This masterpiece by Peter Paul Rubens depicts the imaginary scene from Greek Mythology when Hades raped Persephone, kidnapped her and dragged her with him to the underworld. Hence the title of the painting is The Rape of Proserpina (Persephone in Greek Mythology).
The story, in a nutshell, is that Hades saw Persephone (the goddess of spring) and wanted her for himself, so he lured her away from her company of nymphs using a great, beautiful flower. Then he kidnapped her, raped her, and forced her to become his wife and live with him in the underworld. He had a secret agreement on this with his brother, Zeus, and when Demeter (goddess of the harvest and Persephone’s mother) pleaded with Zeus to get her daughter back from the underworld, he turned a deaf ear to her request. Demeter, grief-stricken by the loss of her daughter, abandoned her duties as a goddess and no more crops would grow, which leads to fewer offerings to the gods and a great famine striking the land.
The gods felt the gravity of the situation and Zeus was forced to agree to Demeter’s request, so he sent Hermes to the underworld to tell Hades that Persephone had to be sent back to her mother.
All that time, Persephone was so sad, and she refused to eat or drink anything with Hades in the underworld. However, at the news of her release, she naively accepted to eat seven seeds of pomegranate upon Hades’ request before leaving the underworld.

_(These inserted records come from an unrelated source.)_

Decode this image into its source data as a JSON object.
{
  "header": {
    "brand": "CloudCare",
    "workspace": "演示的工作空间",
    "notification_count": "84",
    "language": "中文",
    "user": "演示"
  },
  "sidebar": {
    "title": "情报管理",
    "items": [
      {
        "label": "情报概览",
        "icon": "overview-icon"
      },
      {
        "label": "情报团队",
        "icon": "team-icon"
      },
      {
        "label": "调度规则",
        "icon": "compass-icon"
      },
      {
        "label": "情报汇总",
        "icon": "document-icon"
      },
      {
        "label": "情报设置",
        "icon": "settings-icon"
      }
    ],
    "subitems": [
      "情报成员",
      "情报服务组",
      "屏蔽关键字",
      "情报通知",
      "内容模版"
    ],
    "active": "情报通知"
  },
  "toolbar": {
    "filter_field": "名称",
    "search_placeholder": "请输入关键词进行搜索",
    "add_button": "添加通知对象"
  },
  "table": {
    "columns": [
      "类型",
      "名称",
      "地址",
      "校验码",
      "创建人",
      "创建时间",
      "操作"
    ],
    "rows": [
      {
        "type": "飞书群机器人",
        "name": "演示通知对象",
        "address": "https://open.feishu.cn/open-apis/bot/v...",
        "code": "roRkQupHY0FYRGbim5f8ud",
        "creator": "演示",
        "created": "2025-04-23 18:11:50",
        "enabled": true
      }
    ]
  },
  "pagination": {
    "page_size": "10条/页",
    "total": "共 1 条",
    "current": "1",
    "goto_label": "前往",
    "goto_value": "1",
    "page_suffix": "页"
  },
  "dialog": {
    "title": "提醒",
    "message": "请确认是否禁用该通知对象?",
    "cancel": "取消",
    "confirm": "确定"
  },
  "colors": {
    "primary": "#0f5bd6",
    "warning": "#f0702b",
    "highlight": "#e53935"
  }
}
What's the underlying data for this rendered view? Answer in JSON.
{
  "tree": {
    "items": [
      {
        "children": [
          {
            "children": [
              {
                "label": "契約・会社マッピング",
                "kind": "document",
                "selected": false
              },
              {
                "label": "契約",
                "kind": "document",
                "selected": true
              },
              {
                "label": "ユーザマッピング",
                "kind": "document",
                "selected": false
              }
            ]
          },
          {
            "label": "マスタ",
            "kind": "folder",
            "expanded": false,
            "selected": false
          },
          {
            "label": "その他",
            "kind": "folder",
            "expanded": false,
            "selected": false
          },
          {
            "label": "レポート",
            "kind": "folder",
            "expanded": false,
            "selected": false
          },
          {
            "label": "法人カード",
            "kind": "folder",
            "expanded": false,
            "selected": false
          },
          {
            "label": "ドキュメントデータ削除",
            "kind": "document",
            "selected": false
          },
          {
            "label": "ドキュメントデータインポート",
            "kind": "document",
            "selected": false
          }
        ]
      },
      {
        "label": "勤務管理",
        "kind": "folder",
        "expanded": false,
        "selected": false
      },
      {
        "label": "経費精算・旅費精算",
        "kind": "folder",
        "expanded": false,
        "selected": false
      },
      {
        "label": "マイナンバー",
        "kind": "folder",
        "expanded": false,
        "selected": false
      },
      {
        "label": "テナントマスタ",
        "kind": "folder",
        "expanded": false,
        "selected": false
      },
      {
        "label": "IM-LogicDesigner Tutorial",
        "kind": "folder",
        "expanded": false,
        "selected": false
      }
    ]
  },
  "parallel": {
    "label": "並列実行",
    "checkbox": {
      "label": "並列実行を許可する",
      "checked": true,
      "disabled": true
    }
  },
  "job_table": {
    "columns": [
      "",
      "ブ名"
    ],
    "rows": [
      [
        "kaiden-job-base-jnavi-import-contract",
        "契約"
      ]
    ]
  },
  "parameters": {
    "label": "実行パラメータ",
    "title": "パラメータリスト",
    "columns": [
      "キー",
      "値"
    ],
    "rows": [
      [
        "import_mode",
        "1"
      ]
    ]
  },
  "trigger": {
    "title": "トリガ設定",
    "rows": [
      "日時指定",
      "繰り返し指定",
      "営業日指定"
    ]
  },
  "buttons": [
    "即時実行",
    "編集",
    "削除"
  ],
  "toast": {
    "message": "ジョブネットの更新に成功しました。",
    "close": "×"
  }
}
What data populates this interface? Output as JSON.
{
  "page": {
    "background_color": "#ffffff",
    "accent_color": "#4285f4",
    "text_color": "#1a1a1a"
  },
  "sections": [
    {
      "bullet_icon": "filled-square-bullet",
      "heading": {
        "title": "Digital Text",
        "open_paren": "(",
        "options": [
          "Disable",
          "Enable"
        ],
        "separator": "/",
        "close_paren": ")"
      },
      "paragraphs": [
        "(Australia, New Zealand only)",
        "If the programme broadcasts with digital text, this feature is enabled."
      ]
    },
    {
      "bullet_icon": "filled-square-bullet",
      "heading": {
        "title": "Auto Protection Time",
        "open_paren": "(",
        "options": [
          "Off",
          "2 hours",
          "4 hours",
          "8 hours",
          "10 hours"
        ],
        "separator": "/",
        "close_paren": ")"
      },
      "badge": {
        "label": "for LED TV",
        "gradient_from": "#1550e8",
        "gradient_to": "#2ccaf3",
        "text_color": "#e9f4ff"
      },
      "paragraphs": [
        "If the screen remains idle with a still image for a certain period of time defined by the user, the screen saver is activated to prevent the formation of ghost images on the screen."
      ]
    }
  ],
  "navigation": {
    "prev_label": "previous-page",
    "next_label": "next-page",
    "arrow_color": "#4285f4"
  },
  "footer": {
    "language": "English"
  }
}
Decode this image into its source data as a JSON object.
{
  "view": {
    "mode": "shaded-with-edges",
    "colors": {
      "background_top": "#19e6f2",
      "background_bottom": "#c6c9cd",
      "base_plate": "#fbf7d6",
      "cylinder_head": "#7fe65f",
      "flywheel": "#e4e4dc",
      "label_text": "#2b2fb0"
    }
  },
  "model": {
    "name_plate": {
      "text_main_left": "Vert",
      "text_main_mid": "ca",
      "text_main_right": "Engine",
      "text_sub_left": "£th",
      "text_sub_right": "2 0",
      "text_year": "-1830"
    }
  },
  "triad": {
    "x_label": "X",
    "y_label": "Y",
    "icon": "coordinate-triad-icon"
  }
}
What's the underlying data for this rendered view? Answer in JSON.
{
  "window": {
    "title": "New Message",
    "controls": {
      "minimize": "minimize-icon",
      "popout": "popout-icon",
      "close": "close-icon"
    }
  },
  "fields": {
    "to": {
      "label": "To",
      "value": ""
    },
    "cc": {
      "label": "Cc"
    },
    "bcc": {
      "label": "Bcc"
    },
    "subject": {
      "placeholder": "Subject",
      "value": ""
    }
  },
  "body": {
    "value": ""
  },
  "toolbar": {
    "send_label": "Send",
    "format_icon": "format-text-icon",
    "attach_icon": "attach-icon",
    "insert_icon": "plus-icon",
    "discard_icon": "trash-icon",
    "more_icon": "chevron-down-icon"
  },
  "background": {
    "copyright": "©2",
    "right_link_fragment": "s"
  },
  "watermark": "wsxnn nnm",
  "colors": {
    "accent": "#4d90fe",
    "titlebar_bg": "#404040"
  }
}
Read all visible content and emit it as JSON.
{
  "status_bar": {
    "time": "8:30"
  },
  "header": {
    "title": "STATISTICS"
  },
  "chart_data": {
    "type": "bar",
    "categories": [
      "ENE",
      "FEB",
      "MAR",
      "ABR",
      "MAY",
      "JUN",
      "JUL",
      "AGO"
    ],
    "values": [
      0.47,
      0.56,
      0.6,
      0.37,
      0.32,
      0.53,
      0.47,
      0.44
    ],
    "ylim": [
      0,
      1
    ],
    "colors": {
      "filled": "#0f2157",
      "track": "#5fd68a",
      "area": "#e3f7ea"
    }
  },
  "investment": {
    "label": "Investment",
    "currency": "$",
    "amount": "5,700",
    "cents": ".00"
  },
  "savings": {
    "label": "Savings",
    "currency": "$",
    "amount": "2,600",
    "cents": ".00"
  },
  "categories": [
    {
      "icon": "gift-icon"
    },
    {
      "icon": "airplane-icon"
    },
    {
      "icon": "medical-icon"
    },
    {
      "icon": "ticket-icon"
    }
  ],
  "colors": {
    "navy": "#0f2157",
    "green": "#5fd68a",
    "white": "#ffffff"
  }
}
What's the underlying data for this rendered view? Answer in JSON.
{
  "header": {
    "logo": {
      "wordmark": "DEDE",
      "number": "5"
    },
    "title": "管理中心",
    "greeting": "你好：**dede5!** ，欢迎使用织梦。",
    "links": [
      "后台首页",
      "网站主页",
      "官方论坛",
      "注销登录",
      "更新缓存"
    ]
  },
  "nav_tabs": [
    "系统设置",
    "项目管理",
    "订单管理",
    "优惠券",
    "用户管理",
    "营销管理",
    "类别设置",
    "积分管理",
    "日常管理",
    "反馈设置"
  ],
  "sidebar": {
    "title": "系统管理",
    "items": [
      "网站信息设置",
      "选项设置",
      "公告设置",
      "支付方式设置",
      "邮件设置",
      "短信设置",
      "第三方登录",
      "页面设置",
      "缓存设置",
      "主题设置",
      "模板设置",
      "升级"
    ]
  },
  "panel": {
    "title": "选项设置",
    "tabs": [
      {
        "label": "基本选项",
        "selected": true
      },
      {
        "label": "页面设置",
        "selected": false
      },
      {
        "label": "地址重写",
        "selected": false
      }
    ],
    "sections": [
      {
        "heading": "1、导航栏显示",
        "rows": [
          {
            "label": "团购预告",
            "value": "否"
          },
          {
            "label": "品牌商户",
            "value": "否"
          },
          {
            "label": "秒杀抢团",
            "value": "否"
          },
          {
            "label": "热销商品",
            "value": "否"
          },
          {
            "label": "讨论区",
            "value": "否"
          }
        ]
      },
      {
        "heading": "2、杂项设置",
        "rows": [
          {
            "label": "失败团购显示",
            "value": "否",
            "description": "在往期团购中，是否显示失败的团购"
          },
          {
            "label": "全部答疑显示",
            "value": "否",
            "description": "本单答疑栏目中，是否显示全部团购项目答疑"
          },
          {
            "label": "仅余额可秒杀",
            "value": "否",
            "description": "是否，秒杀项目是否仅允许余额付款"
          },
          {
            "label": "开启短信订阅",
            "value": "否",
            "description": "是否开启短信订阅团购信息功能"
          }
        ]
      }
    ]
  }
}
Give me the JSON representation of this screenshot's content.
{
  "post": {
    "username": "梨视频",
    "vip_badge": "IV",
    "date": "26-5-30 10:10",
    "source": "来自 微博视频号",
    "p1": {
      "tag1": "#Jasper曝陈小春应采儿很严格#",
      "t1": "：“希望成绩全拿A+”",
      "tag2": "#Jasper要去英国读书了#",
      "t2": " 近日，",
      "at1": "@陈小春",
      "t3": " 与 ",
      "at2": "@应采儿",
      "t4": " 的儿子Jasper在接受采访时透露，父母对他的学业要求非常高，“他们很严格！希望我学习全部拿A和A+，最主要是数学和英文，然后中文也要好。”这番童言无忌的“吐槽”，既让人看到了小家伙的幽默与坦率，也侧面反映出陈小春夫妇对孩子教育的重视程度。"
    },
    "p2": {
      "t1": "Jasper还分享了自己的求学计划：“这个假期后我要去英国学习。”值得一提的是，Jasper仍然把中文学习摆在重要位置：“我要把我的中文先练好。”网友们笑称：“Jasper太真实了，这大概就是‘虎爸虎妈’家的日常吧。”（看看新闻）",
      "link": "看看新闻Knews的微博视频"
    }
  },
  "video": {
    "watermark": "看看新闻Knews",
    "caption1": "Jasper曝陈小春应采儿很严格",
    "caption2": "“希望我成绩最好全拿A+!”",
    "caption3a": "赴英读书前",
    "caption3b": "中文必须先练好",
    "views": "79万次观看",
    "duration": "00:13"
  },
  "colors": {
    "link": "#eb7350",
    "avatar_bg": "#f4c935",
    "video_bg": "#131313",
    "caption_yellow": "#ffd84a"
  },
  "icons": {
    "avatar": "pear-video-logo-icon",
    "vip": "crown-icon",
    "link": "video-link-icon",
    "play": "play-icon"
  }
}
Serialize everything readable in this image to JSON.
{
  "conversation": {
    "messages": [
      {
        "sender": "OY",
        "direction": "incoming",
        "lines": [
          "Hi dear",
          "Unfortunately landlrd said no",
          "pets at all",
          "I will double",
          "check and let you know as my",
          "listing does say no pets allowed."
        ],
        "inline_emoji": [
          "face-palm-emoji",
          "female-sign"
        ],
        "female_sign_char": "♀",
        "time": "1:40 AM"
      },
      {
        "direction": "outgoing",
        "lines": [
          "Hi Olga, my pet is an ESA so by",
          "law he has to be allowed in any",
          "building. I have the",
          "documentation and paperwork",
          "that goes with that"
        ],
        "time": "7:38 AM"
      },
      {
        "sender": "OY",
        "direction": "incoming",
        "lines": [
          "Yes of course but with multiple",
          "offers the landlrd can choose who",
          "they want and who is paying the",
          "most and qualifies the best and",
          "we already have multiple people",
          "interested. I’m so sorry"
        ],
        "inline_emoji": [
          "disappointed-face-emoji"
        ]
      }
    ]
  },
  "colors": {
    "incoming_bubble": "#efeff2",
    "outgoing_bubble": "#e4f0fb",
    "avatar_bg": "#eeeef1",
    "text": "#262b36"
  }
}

She went back up to her mother, and after the tearful happy moments of their reunion passed, Demeter learned about her daughter’s silly mistake of eating anything in the underworld. She told her daughter that for every seed of pomegranate she ate, she had to spend a month with Hades in the underworld and for the rest of the year, they could be together.
In Greek mythology, they believe that this was the origin of having seasons because spring would come with Persephone’s five-month stay with her mother, but winter would last the seven months she was away.
Interesting story from Greek mythology, but the more interesting thing is what we, as writers, can get out of it, and the painting, of course.
The story depicts a violent moment which deprived the world, according to Greek mythology, from eternal spring. Now we only have a short span of spring. But here I ask myself and you, would we know and appreciate spring if we had it all the time? Without the harsh winter, how could we ever crave the warmth of spring? How about something we write that celebrates the bad side of a thing for it was the only reason we appreciated the good side. Maybe a poem, or a story.
Based on the same idea, I wonder, can we accept and embrace a bad action that leads to good results? How can we judge, if we can at all? If we benefit from the good situation the bad action created, do we have the right to hail the bad and forget about the person or people who were negatively affected by it? It is your call to judge or not to judge, to cheer the bad or to denounce it, but let’s put this idea as the center of a theme, maybe for a poem or a story, and explore where this might take us. Can you think of some positive results of a crime or even a war? Well, don’t think about it; write about it.
Now let’s think about it in the other way round. What if you were there at the scene of a crime like that in Rubens’ painting? What if you had the chance to try and save the young innocent girl from the claws of that monster— but I am not talking exclusively about Hades and Persephone here, for, in my opinion, any girl being raped is innocent, and any rapist is a monster no matter what. However, as writers, we have the freedom to go where logic dares not. What if you were there and you knew there was a great chance to get killed trying to save this girl, which will lead to her getting raped anyway, and you dead, or you could be an onlooker and stay alive to do something about it at a larger scale? It’s a bit of a dilemma, is it not? Well, let me put it this way, what if one of your characters faces a situation like that? Where would the story lead us from there? So what are you waiting for? Come on! Grab your closest writing tool and start writing.
Now, what do you do?
Now you have many ideas to write about. Either the theme of contrast between the good and the bad, the theme of promoting the acceptance of the bad when it leads to something good, or avoiding something good when it might lead to something bad. What will your hero do and be like is a question whose answer you have to write?